  • “The United States continues to stand with Cubans who have suffered for 60 years the revolution’s failed political system and economic mismanagement. We believe that history is on the side of the brave Cuban people, and that this hemisphere is a region where democracy, freedom, and human dignity reign supreme. We urge the democracies of the world to join us in standing with the people of Cuba and their peaceful calls for democratic reform.”

Cuba’s Response

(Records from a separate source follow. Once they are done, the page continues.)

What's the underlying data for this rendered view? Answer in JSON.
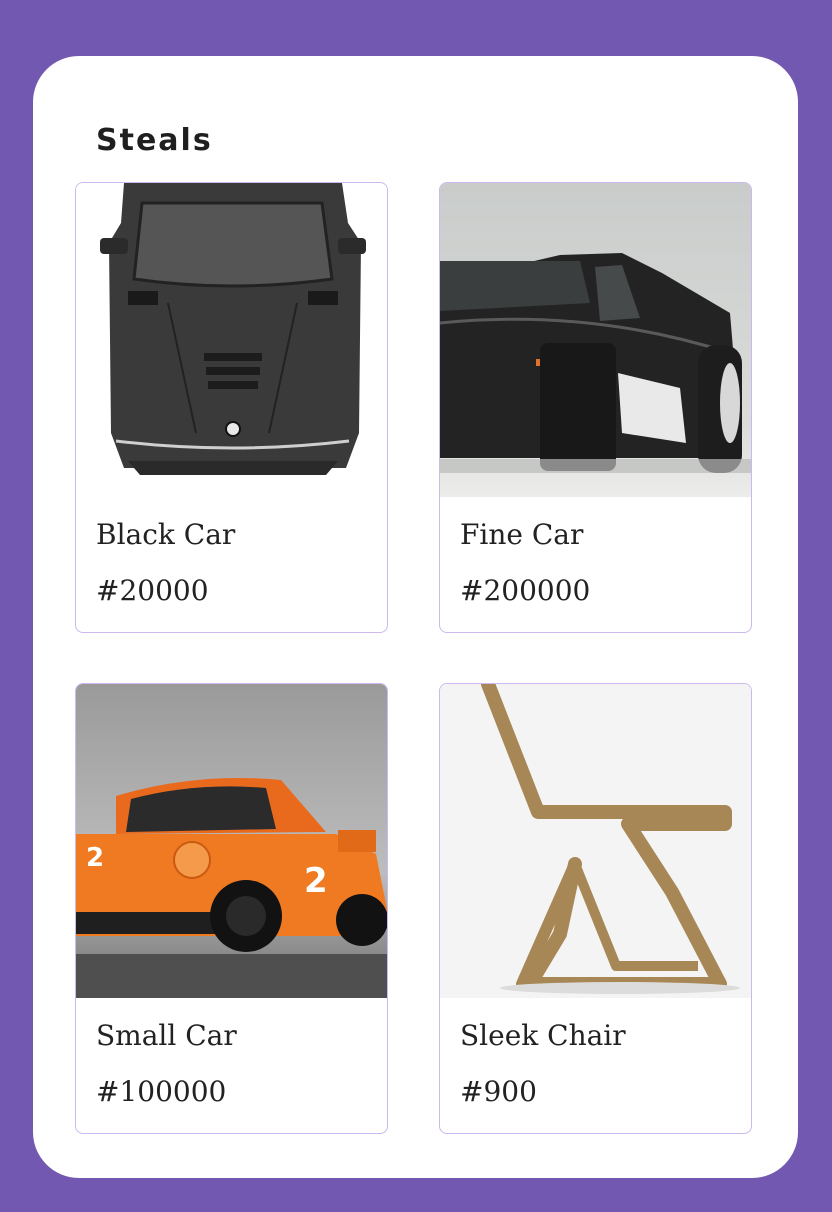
{
  "page": {
    "title": "Steals",
    "colors": {
      "background": "#7258b0",
      "panel": "#ffffff",
      "card_border": "#cbb8ee"
    }
  },
  "products": [
    {
      "name": "Black Car",
      "price": "#20000",
      "image": "black-car-image"
    },
    {
      "name": "Fine Car",
      "price": "#200000",
      "image": "fine-car-image"
    },
    {
      "name": "Small Car",
      "price": "#100000",
      "image": "small-car-image"
    },
    {
      "name": "Sleek Chair",
      "price": "#900",
      "image": "sleek-chair-image"
    }
  ]
}
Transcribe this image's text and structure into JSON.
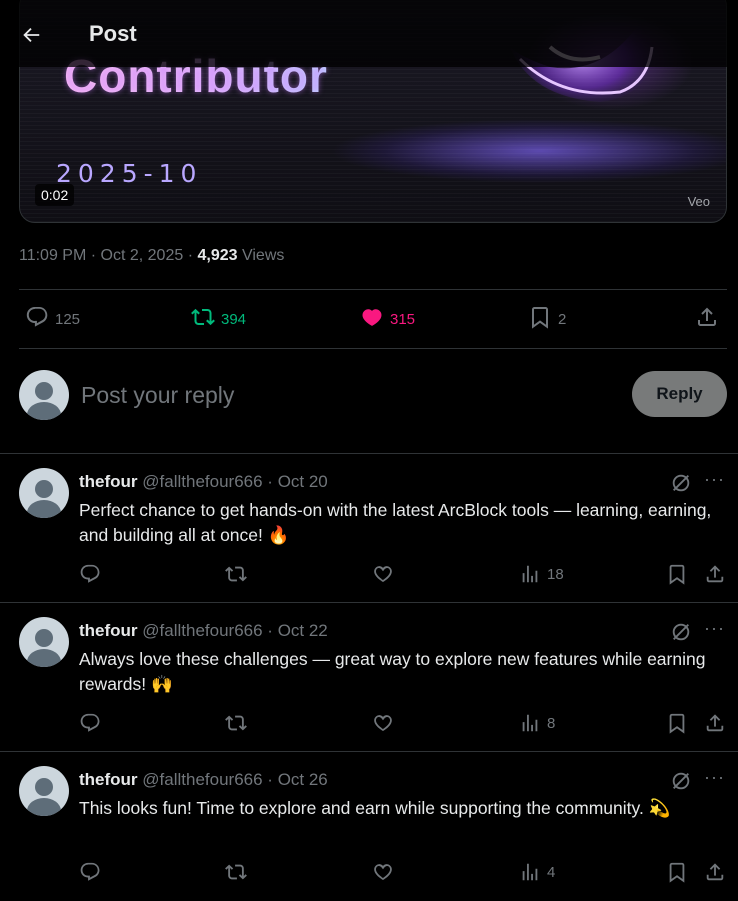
{
  "header": {
    "title": "Post"
  },
  "media": {
    "headline": "Contributor",
    "date": "2025-10",
    "duration": "0:02",
    "watermark": "Veo"
  },
  "post_meta": {
    "time": "11:09 PM",
    "date": "Oct 2, 2025",
    "views": "4,923",
    "views_label": "Views"
  },
  "actions": {
    "replies": "125",
    "reposts": "394",
    "likes": "315",
    "bookmarks": "2"
  },
  "composer": {
    "placeholder": "Post your reply",
    "button": "Reply"
  },
  "colors": {
    "repost": "#00ba7c",
    "like": "#f91880",
    "muted": "#71767b"
  },
  "replies": [
    {
      "name": "thefour",
      "handle": "@fallthefour666",
      "date": "Oct 20",
      "text": "Perfect chance to get hands-on with the latest ArcBlock tools — learning, earning, and building all at once! 🔥",
      "views": "18"
    },
    {
      "name": "thefour",
      "handle": "@fallthefour666",
      "date": "Oct 22",
      "text": "Always love these challenges — great way to explore new features while earning rewards! 🙌",
      "views": "8"
    },
    {
      "name": "thefour",
      "handle": "@fallthefour666",
      "date": "Oct 26",
      "text": "This looks fun! Time to explore and earn while supporting the community. 💫",
      "views": "4"
    }
  ]
}
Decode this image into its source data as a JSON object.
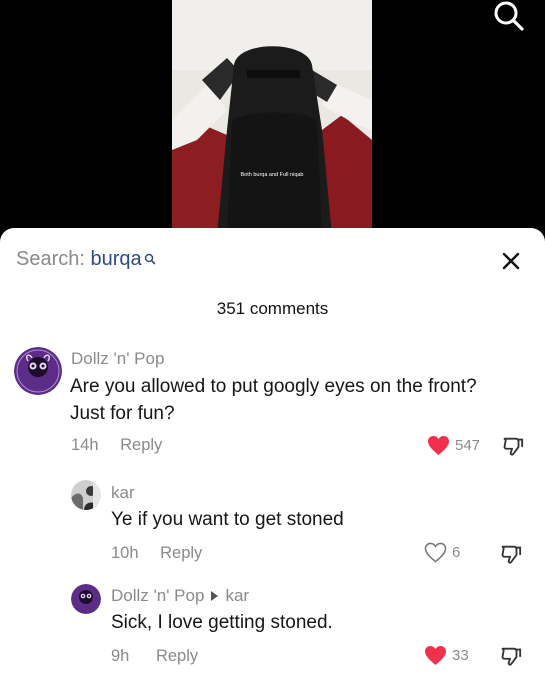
{
  "video": {
    "caption": "Both burqa and Full niqab"
  },
  "search": {
    "prefix": "Search: ",
    "query": "burqa"
  },
  "comments_header": {
    "count_label": "351 comments"
  },
  "comments": [
    {
      "author": "Dollz 'n' Pop",
      "text_line1": "Are you allowed to put googly eyes on the front?",
      "text_line2": "Just for fun?",
      "time": "14h",
      "reply_label": "Reply",
      "likes": "547",
      "liked": true,
      "avatar_text": "Dollz 'n' Pop"
    },
    {
      "author": "kar",
      "text_line1": "Ye if you want to get stoned",
      "time": "10h",
      "reply_label": "Reply",
      "likes": "6",
      "liked": false
    },
    {
      "author": "Dollz 'n' Pop",
      "reply_to": "kar",
      "text_line1": "Sick, I love getting stoned.",
      "time": "9h",
      "reply_label": "Reply",
      "likes": "33",
      "liked": true
    }
  ],
  "colors": {
    "like_red": "#f0304c",
    "accent_blue": "#2f4a8a",
    "avatar_purple": "#5b2d86"
  },
  "icons": [
    "search-icon",
    "close-icon",
    "heart-icon",
    "dislike-icon",
    "reply-arrow-icon"
  ]
}
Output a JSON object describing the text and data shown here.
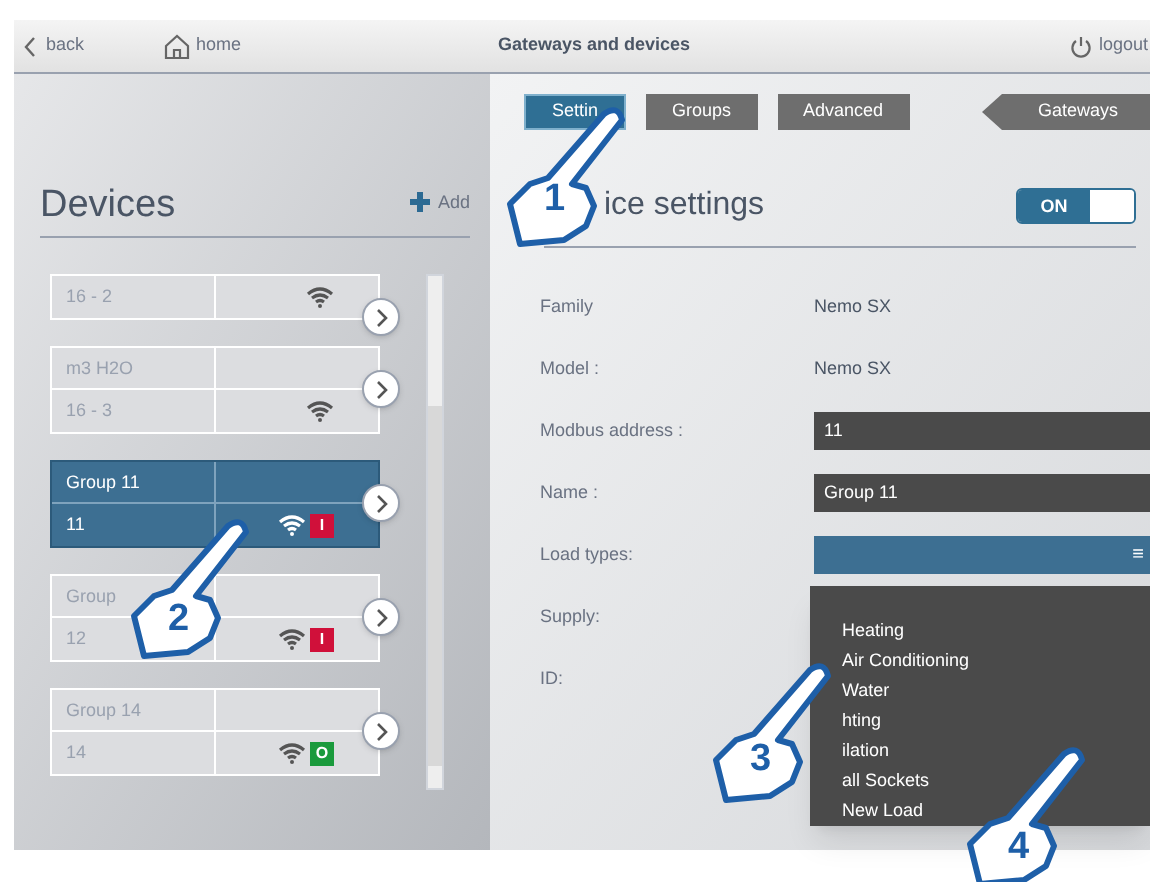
{
  "header": {
    "back": "back",
    "home": "home",
    "title": "Gateways and devices",
    "logout": "logout"
  },
  "tabs": [
    {
      "label": "Settin",
      "selected": true
    },
    {
      "label": "Groups",
      "selected": false
    },
    {
      "label": "Advanced",
      "selected": false
    }
  ],
  "gateways_button": "Gateways",
  "devices": {
    "title": "Devices",
    "add": "Add",
    "items": [
      {
        "id": "16 - 2",
        "selected": false
      },
      {
        "label": "m3 H2O",
        "id": "16 - 3",
        "selected": false
      },
      {
        "label": "Group 11",
        "id": "11",
        "selected": true,
        "status": {
          "text": "I",
          "color": "#d0103a"
        }
      },
      {
        "label": "Group",
        "id": "12",
        "selected": false,
        "status": {
          "text": "I",
          "color": "#d0103a"
        }
      },
      {
        "label": "Group 14",
        "id": "14",
        "selected": false,
        "status": {
          "text": "O",
          "color": "#1a9a3c"
        }
      }
    ]
  },
  "settings": {
    "title": "ice settings",
    "toggle": {
      "label": "ON",
      "on": true
    },
    "fields": [
      {
        "kind": "text",
        "label": "Family",
        "value": "Nemo SX"
      },
      {
        "kind": "text",
        "label": "Model :",
        "value": "Nemo SX"
      },
      {
        "kind": "input",
        "label": "Modbus address :",
        "value": "11"
      },
      {
        "kind": "input",
        "label": "Name :",
        "value": "Group 11"
      },
      {
        "kind": "select",
        "label": "Load types:",
        "icon": "≡"
      },
      {
        "kind": "blank",
        "label": "Supply:"
      },
      {
        "kind": "blank",
        "label": "ID:"
      }
    ],
    "dropdown": [
      "Heating",
      "Air Conditioning",
      "Water",
      "hting",
      "ilation",
      "all Sockets",
      "New Load"
    ]
  },
  "callouts": [
    "1",
    "2",
    "3",
    "4"
  ]
}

Cuba strongly rejected  Pompeo’s “disrespectful statement,” which, Cuba said, is “an expression of the imperialist ideas which are deeply rooted in the foreign policy of the current US administration . . . [and] a reflection of the already announced desire to impose once again, in the western hemisphere, the Monroe Doctrine, accompanied now by some McCarthyist intolerance.” Moreover, the Cuban statement also said the Cuban people expressed “their will in a massive way, despite the pernicious campaign launched by the United States which was intended to influence their vote.  It’s been long since we Cubans decided to frustrate every US attempt to govern our country’s destiny.”

Finally, the Cuban Foreign Ministry stated, the U.S. “should put an end to the practice of interfering in the internal affairs of other States and the electoral or voting processes of other nations.  This is a weird habit that is contrary to International Law, with which the US government defies the norms that govern relations among sovereign States.”


There are legitimate grounds for the U.S. asserting that the new constitution makes the Cuban Communist Party the only legal political party and the socialist system  “irreversible.” In addition, there is evidence that the Cuban government harassed and detained critics of the new constitution.[3] But it is hardly diplomatic for the U.S. to say that this was a “so-called referendum.”

Cuba, on the other hand, had legitimate grounds for its criticism of the Pompeo statement. But, in this blogger’s opinion, Cuba went overboard in calling that statement an Interference in Cuba’s internal affairs that was contrary to international law.


[1] State Dep’t, Cuba’s So-Called Referendum (Feb. 26, 2019).

[2] Cuba Foreign Ministry, Declaration by the Foreign Ministry of Cuba (Feb. 26, 2019). 

[3] See Cuba Arrests Opponents of Proposed New Constitution, (Feb. 14, 2019); Cuban Citizens Approve New Constitution, (Feb. 26, 2019).